- Problem statement
Find every line below with the string "JSON" and pick it out.

- Source material
********************

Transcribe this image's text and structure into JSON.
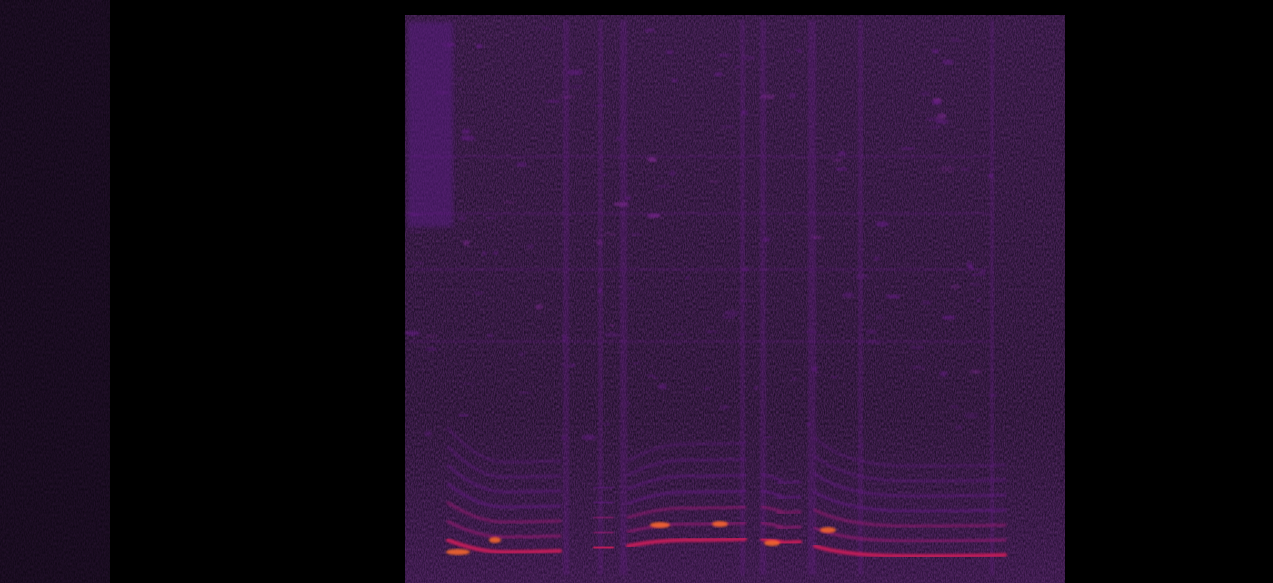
{
  "image": {
    "kind": "spectrogram",
    "colormap": "magma",
    "background_color": "#000000",
    "low_energy_color": "#1a0b2e",
    "mid_energy_color": "#6a1a8c",
    "high_energy_color": "#c81b5a",
    "peak_energy_color": "#ff6a2a",
    "grid": false,
    "axes_visible": false,
    "text_visible": false
  }
}
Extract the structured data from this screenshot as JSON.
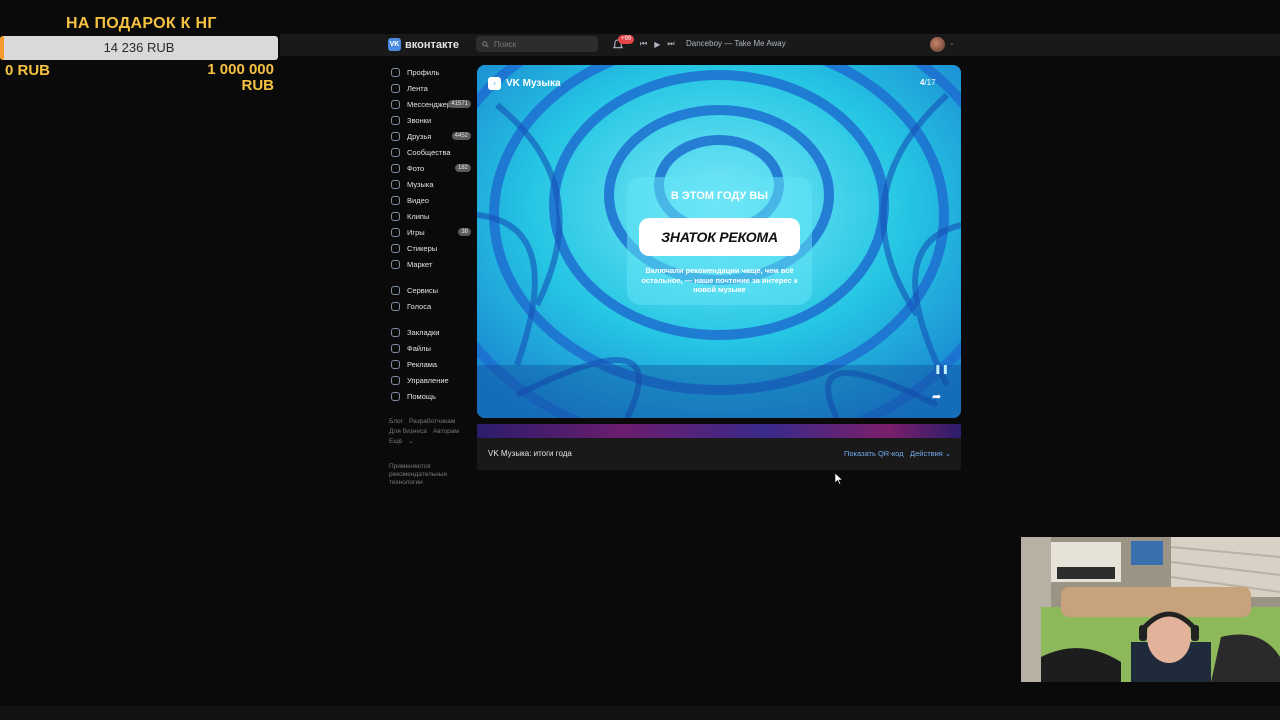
{
  "donation": {
    "title": "НА ПОДАРОК К НГ",
    "current": "14 236 RUB",
    "progress": 0.014236,
    "min": "0 RUB",
    "max_line1": "1 000 000",
    "max_line2": "RUB",
    "fill_color": "#f59a2c",
    "text_color": "#f5c242"
  },
  "header": {
    "logo": "вконтакте",
    "logo_mark": "VK",
    "search_placeholder": "Поиск",
    "notifications_badge": "+99",
    "track": "Danceboy — Take Me Away",
    "accent": "#4a8be0"
  },
  "menu": {
    "items": [
      {
        "label": "Профиль",
        "icon": "profile-icon"
      },
      {
        "label": "Лента",
        "icon": "news-icon"
      },
      {
        "label": "Мессенджер",
        "icon": "messenger-icon",
        "count": "41571"
      },
      {
        "label": "Звонки",
        "icon": "phone-icon"
      },
      {
        "label": "Друзья",
        "icon": "friends-icon",
        "count": "4452"
      },
      {
        "label": "Сообщества",
        "icon": "groups-icon"
      },
      {
        "label": "Фото",
        "icon": "photo-icon",
        "count": "182"
      },
      {
        "label": "Музыка",
        "icon": "music-icon"
      },
      {
        "label": "Видео",
        "icon": "video-icon"
      },
      {
        "label": "Клипы",
        "icon": "clips-icon"
      },
      {
        "label": "Игры",
        "icon": "games-icon",
        "count": "38"
      },
      {
        "label": "Стикеры",
        "icon": "stickers-icon"
      },
      {
        "label": "Маркет",
        "icon": "market-icon"
      }
    ],
    "items2": [
      {
        "label": "Сервисы",
        "icon": "services-icon"
      },
      {
        "label": "Голоса",
        "icon": "votes-icon"
      }
    ],
    "items3": [
      {
        "label": "Закладки",
        "icon": "bookmarks-icon"
      },
      {
        "label": "Файлы",
        "icon": "files-icon"
      },
      {
        "label": "Реклама",
        "icon": "ads-icon"
      },
      {
        "label": "Управление",
        "icon": "manage-icon"
      },
      {
        "label": "Помощь",
        "icon": "help-icon"
      }
    ]
  },
  "footer": {
    "blog": "Блог",
    "developers": "Разработчикам",
    "business": "Для бизнеса",
    "authors": "Авторам",
    "more": "Ещё",
    "reco_note": "Применяются рекомендательные технологии"
  },
  "story": {
    "source": "VK Музыка",
    "index": "4",
    "total": "/17",
    "heading": "В ЭТОМ ГОДУ ВЫ",
    "badge": "ЗНАТОК РЕКОМА",
    "description": "Включали рекомендации чаще, чем всё остальное, — наше почтение за интерес к новой музыке"
  },
  "post": {
    "title": "VK Музыка: итоги года",
    "qr": "Показать QR-код",
    "actions": "Действия"
  }
}
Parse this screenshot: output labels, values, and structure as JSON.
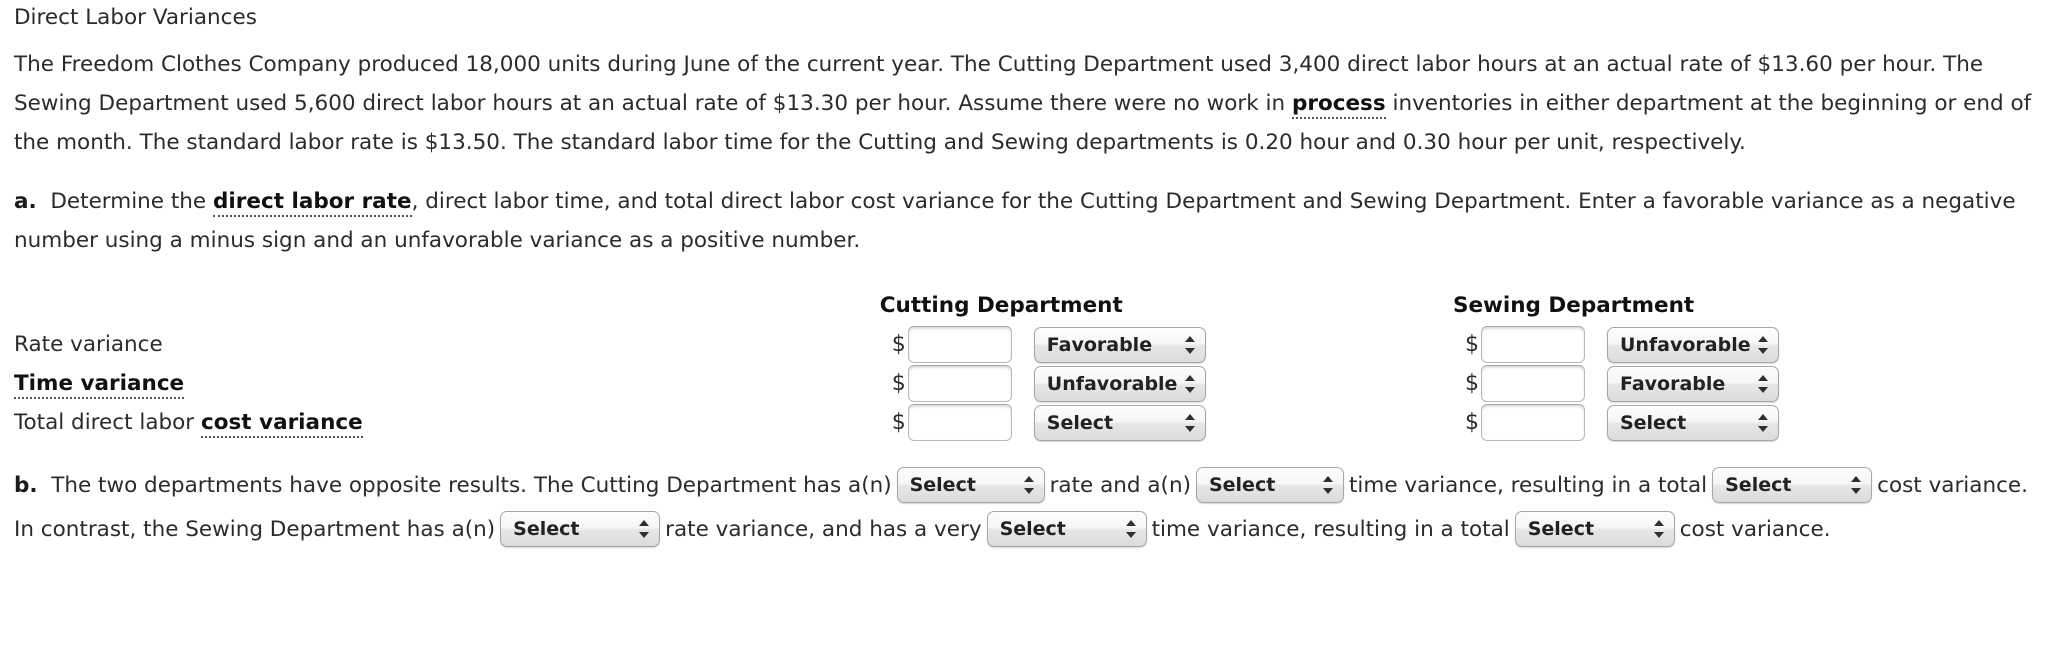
{
  "title": "Direct Labor Variances",
  "problem": {
    "segments": [
      {
        "text": "The Freedom Clothes Company produced 18,000 units during June of the current year. The Cutting Department used 3,400 direct labor hours at an actual rate of $13.60 per hour. The Sewing Department used 5,600 direct labor hours at an actual rate of $13.30 per hour. Assume there were no work in "
      },
      {
        "text": "process",
        "style": "term"
      },
      {
        "text": " inventories in either department at the beginning or end of the month. The standard labor rate is $13.50. The standard labor time for the Cutting and Sewing departments is 0.20 hour and 0.30 hour per unit, respectively."
      }
    ]
  },
  "part_a": {
    "marker": "a.",
    "text_1": "Determine the ",
    "term": "direct labor rate",
    "text_2": ", direct labor time, and total direct labor cost variance for the Cutting Department and Sewing Department. Enter a favorable variance as a negative number using a minus sign and an unfavorable variance as a positive number."
  },
  "table": {
    "columns": [
      "Cutting Department",
      "Sewing Department"
    ],
    "currency_symbol": "$",
    "rows": [
      {
        "label_plain": "Rate variance",
        "label_pre": "Rate variance",
        "label_term": "",
        "cutting": {
          "amount": "",
          "placeholder": "",
          "select": "Favorable"
        },
        "sewing": {
          "amount": "",
          "placeholder": "",
          "select": "Unfavorable"
        }
      },
      {
        "label_plain": "Time variance",
        "label_pre": "",
        "label_term": "Time variance",
        "cutting": {
          "amount": "",
          "placeholder": "",
          "select": "Unfavorable"
        },
        "sewing": {
          "amount": "",
          "placeholder": "",
          "select": "Favorable"
        }
      },
      {
        "label_plain": "Total direct labor cost variance",
        "label_pre": "Total direct labor ",
        "label_term": "cost variance",
        "cutting": {
          "amount": "",
          "placeholder": "",
          "select": "Select"
        },
        "sewing": {
          "amount": "",
          "placeholder": "",
          "select": "Select"
        }
      }
    ]
  },
  "part_b": {
    "marker": "b.",
    "t1": "The two departments have opposite results. The Cutting Department has a(n)",
    "sel1": "Select",
    "t2": "rate and a(n)",
    "sel2": "Select",
    "t3": "time variance, resulting in a total",
    "sel3": "Select",
    "t4": "cost variance. In contrast, the Sewing Department has a(n)",
    "sel4": "Select",
    "t5": "rate variance, and has a very",
    "sel5": "Select",
    "t6": "time variance, resulting in a total",
    "sel6": "Select",
    "t7": "cost variance."
  }
}
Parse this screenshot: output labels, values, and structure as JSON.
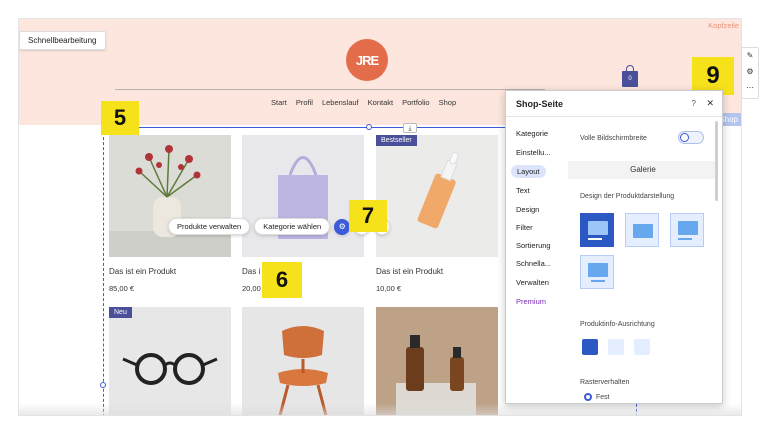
{
  "canvas": {
    "quick_edit": "Schnellbearbeitung",
    "header_tag": "Kopfzeile",
    "logo_text": "JRE",
    "cart_count": "0",
    "nav": [
      "Start",
      "Profil",
      "Lebenslauf",
      "Kontakt",
      "Portfolio",
      "Shop"
    ],
    "shop_tag": "Shop",
    "upload_glyph": "⤓"
  },
  "products": [
    {
      "name": "Das ist ein Produkt",
      "price": "85,00 €",
      "ribbon": ""
    },
    {
      "name": "Das i",
      "name_tail": "ukt",
      "price": "20,00",
      "ribbon": ""
    },
    {
      "name": "Das ist ein Produkt",
      "price": "10,00 €",
      "ribbon": "Bestseller"
    },
    {
      "name": "",
      "price": "",
      "ribbon": "Neu"
    },
    {
      "name": "",
      "price": "",
      "ribbon": ""
    },
    {
      "name": "",
      "price": "",
      "ribbon": ""
    }
  ],
  "toolbar": {
    "manage_products": "Produkte verwalten",
    "choose_category": "Kategorie wählen"
  },
  "badges": {
    "b5": "5",
    "b6": "6",
    "b7": "7",
    "b9": "9"
  },
  "panel": {
    "title": "Shop-Seite",
    "help": "?",
    "close": "✕",
    "tabs": [
      "Kategorie",
      "Einstellu...",
      "Layout",
      "Text",
      "Design",
      "Filter",
      "Sortierung",
      "Schnella...",
      "Verwalten",
      "Premium"
    ],
    "full_width_label": "Volle Bildschirmbreite",
    "gallery_label": "Galerie",
    "product_display_label": "Design der Produktdarstellung",
    "info_align_label": "Produktinfo-Ausrichtung",
    "grid_label": "Rasterverhalten",
    "grid_option": "Fest"
  },
  "right_tools": {
    "pen": "✎",
    "gear": "⚙",
    "more": "⋯"
  }
}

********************

- Problem solution
Transcribe this image's text and structure into JSON.
Extract the structured data from this screenshot as JSON.
Parse this screenshot: output labels, values, and structure as JSON.
Parse this screenshot: output labels, values, and structure as JSON.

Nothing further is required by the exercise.